The 2013 Act will remove the presumption that defamation cases shall be tried with a jury in the Queen’s Bench Division. The position under the new law will likely be that a defamation action “shall be tried without a jury unless the court in its discretion orders it to be tried with a jury”: s.69(3) Senior Courts Act 1981.
The result overall is likely to be that most defamation actions can be determined quicker, more efficiently and at less cost. This is because the court does not need to leave issues for a jury to determine (e.g. a meaning which is capable of being defamatory) and can instead make an early determination of the actual meaning. The early determination of meaning and other issues can help parties more quickly assess their chances of winning, without waiting for a jury to decide
DA '13 - S12 & 13 Remedies
Power of court to order a summary of its judgment to be published (section 12). The Act gives the court power, if the claimant wins, to order the defendant to publish a summary of the judgment. The legislation also states that: The wording of any summary and the time, manner, form and place of its publication are to be for the parties to agree. If the parties cannot agree on the wording, the wording is to be settled by the court. If the parties cannot agree on the time, manner, form or place of publication, the court may give such directions as to those matters as it considers reasonable and practicable in the circumstances.
Section 13 allows orders to remove statements:

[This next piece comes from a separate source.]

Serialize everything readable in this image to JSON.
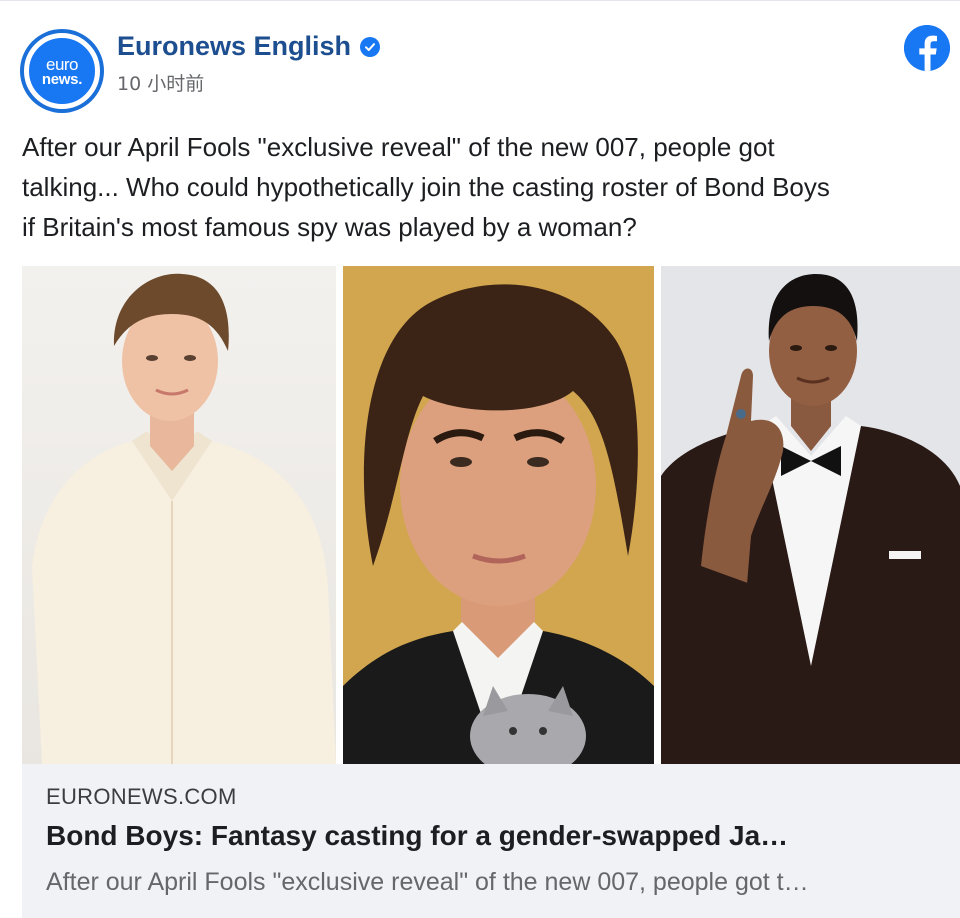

S13 (1) where a court gives judgement for the claimant in an action for defamation, it may order the operator of a website on which the defamatory statement is posted to remove the statement, or any person who was not the author, editor or publisher of the defamatory statement to stop distributing, selling or exhibiting material containing the statement.